A shrub growing to potentially 3 metres tall by 3 metres across (larger in some cases).
The natural distribution is coastal NSW, mainly from Forster to Eden, with a few scattered records on the tablelands and further north. It is known to be naturalised in Queensland and Victoria. It seems the natural distribution falls just short of the Victorian border, on the NSW south coast.
It grows naturally very close to the ocean, on coastal cliffs and sand dunes as well as hills. It is often found on sandstone and sand but can be found on heavier shale-enriched soils and forms part of Coastal shrublands and heathlands as well as dune forests and woodlands.
Westringia spp. have simple and opposite or whorled leaves, usually in whorls of 3 to 5. In this species, they are neatly whorled leaves, to 20 mm long and to 5 mm wide, blue-green to grey-green in colour, hairy on both sides or with undersides much hairier than the top side.
Flowers have a shape described as labiate (applies to all Lamiaceae flowers) with 5 petals varying in their size, fused at their base, produced in leaf axils.

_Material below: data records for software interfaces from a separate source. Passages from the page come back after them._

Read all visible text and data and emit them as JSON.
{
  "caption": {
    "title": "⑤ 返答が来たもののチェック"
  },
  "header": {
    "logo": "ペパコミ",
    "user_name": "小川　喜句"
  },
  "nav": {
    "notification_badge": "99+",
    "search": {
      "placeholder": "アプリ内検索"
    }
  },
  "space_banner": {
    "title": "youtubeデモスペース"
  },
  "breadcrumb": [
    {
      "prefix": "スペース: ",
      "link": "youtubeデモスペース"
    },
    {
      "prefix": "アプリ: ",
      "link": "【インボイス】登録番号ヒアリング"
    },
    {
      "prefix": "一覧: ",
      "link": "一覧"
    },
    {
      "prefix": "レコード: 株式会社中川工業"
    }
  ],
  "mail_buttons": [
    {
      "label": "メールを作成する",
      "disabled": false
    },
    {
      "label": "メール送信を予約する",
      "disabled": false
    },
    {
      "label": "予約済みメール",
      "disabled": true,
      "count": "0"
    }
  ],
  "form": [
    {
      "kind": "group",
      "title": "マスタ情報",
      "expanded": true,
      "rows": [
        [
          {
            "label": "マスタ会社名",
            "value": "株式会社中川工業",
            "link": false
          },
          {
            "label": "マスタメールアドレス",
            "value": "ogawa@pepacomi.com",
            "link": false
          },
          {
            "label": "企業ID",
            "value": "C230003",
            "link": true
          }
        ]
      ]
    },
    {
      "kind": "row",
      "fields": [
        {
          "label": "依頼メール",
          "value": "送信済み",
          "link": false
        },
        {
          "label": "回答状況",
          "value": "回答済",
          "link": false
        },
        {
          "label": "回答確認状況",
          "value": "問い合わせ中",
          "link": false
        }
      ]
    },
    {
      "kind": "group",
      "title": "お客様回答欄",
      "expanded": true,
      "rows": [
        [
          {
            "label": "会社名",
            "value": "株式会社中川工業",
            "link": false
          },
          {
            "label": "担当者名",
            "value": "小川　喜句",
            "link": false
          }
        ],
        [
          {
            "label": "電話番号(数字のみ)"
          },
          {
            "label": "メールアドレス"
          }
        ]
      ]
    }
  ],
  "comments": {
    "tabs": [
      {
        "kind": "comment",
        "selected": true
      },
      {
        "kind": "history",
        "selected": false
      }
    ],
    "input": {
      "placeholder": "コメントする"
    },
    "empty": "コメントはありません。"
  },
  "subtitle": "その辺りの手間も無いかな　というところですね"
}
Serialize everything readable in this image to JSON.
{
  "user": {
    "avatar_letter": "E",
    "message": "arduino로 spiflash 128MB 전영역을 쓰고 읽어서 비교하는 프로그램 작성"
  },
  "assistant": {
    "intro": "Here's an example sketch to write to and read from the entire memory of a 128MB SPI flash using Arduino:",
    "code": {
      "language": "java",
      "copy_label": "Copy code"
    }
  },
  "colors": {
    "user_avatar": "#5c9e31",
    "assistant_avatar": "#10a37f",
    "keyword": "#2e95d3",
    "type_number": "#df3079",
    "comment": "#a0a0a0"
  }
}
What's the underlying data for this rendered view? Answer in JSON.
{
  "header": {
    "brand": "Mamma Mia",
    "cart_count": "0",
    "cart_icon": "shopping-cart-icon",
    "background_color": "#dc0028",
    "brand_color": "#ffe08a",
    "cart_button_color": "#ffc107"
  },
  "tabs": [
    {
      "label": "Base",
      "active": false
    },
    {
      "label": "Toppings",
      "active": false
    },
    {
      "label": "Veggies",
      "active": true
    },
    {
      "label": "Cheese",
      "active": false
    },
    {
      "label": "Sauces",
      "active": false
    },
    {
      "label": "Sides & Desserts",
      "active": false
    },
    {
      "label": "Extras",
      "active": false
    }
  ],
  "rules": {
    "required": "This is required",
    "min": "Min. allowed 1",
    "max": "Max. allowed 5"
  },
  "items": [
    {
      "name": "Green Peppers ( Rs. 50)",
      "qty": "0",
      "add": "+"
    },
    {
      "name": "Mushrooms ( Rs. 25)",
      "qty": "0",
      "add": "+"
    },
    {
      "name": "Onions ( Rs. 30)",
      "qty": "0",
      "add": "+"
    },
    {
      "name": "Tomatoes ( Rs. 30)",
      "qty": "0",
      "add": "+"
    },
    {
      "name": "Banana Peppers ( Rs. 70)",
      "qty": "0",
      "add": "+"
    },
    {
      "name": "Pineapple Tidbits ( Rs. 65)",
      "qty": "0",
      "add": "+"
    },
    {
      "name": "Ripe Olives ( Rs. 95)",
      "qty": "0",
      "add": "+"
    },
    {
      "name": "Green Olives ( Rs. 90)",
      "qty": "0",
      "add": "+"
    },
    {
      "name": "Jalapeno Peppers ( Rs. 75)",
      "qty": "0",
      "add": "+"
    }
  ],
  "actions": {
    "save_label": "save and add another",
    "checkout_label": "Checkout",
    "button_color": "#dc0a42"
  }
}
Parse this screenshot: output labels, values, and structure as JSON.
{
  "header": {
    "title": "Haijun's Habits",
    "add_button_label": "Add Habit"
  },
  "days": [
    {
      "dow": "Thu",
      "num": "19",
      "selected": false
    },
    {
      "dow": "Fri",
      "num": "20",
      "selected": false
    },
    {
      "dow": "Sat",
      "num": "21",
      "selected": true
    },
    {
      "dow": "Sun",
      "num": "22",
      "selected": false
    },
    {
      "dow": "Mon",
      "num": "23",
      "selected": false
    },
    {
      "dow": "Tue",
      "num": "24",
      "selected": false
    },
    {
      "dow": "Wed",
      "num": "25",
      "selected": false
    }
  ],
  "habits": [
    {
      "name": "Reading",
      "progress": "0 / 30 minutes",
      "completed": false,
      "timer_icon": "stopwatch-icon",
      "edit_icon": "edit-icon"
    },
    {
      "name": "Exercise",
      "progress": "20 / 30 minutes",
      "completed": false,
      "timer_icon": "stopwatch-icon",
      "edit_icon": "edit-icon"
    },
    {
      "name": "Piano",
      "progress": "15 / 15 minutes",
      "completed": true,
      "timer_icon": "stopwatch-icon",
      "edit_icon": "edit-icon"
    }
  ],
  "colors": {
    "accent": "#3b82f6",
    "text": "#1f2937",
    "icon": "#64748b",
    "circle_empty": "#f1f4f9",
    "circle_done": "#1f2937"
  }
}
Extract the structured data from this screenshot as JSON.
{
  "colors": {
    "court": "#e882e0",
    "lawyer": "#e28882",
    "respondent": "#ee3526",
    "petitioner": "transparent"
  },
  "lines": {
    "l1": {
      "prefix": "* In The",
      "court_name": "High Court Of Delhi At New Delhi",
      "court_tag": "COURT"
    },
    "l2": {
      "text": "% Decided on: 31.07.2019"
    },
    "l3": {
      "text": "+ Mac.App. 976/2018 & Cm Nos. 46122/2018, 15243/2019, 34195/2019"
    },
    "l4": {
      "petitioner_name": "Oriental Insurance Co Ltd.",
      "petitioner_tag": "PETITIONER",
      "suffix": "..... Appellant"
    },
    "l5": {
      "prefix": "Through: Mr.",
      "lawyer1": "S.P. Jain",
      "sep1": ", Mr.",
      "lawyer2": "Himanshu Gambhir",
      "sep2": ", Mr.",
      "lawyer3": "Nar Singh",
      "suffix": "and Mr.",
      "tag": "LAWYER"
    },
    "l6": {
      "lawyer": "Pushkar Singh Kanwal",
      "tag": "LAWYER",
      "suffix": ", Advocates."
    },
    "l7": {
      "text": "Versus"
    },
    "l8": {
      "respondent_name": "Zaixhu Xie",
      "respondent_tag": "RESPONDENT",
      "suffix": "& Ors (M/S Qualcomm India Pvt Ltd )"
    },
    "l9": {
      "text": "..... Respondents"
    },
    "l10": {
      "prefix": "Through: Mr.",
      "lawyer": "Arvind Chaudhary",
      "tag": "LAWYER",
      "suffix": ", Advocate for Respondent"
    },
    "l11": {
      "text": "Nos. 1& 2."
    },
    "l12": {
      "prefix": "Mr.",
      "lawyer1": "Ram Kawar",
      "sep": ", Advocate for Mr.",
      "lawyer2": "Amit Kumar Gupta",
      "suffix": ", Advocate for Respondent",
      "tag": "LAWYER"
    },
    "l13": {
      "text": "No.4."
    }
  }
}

One of the identification features which separates Westringia from Prostanthera is that the 5 calyx parts (basal whorl of the flower) are separated into 5 parts, whereas they are fused into 2 ‘lips’ in Prostanthera. Flowers are typically solitary but clustered heavily in leaf axils, appearing as leafy racemes. In this species, the flowers are white and conspicuous, to 15 mm long and wide, with hairs and ornage to purple spots in the middle of the petals, occurring all year around.
The fruit of Westringia are small mericarps or ‘nutlets’. A cluster of 4 is produced at the base of each flower after pollination. They are only 1 to 2 mm long.
A very popular shrub that has been cultivated for some time. It has been used in gardens and also very commonly by agencies such as local councils in streetscapes and public garden-areas as well as general parks-horticulture.
This shrub is very tough and drought hardy and grows naturally on cliffs right next to the ocean in full sun. It will grow under a wide range of soils and conditions and responses to occasional watering
It is pollinated by native and introduced bees.
It is a good choice for seaside gardens and will withstand salt spray. A good feature plant or hedge. The upright growth makes it good for cut flowers.
It is generally not troubled by pests or diseases but can suffer dieback from the ground up as plants age. Plants can also die in periods of prolonged rain. Allow a planting area with plenty of year-round sun to negate these issues.
If regular pruning is not undertaken, the plant can be become very leggy and if then pruned hard will not reshoot. It can be pruned into a dense dome.
This plant can be used to very good effect as a formal hedge at the front of a property or integrated in open gardens. The odd suburban house can be seen, where this plant is used extensively in formal hedging in the front garden. Their utility extends to aspects such as housing fairy lights or christmas lights at night, which creates a very nice effect.
Westringia spp. are propagated very easily from cuttings. Seed can also be used.
The common name ‘Rosemary’ refers to the appearance of the plant only. They are closely related to the true Rosemany of the same family (*Salvia rosmarinus). There are many hybrids using this plant as a parent.
Many cultivars of this species are available such as ‘Smokie’ with silvery-grey leaves; ‘Morning Light’ a variegated form; ‘Low Horizon’, ‘Mundi’ and ‘Aussie Box’ – all of which have varying characteristics.
There are about 25 species of Westringia, endemic to Australia, occurring in all states and territories except the Northern Territory. NSW currently has 15 species. There are many cultivars.
This species is killed by fire but regenerates by seed. It might be able to reshoot from mature stem/root zones.
Westringia – named after Johan Peter Westring (1753-1833), an 18th century Swedish physician who administered to the King of Sweden and was a botanical authority on lichens.
fruticosa – Latin meaning ‘shrubby’ or ‘bushy’. (A note is made here that the species epithet is not spelt in the manner of ‘fruit’).
This species is not considered to be at risk of extinction in the wild.
NSW Flora Online – PlantNET – Westringia fruticosa profile page http://plantnet.rbgsyd.nsw.gov.au/cgi-bin/NSWfl.pl?page=nswfl&lvl=sp&name=Westringia~fruticosa)
Some Magnetic Island Plants – Westringia fruticosa profile page https://www.somemagneticislandplants.com.au/native-rosemary
Wrigley, J.W. & Fagg, M.I. (2001). Australian Native Plants – Propagation, cultivation and use in landscaping. 4th edition. New Holland Publishers, Pty. Ltd. Australia.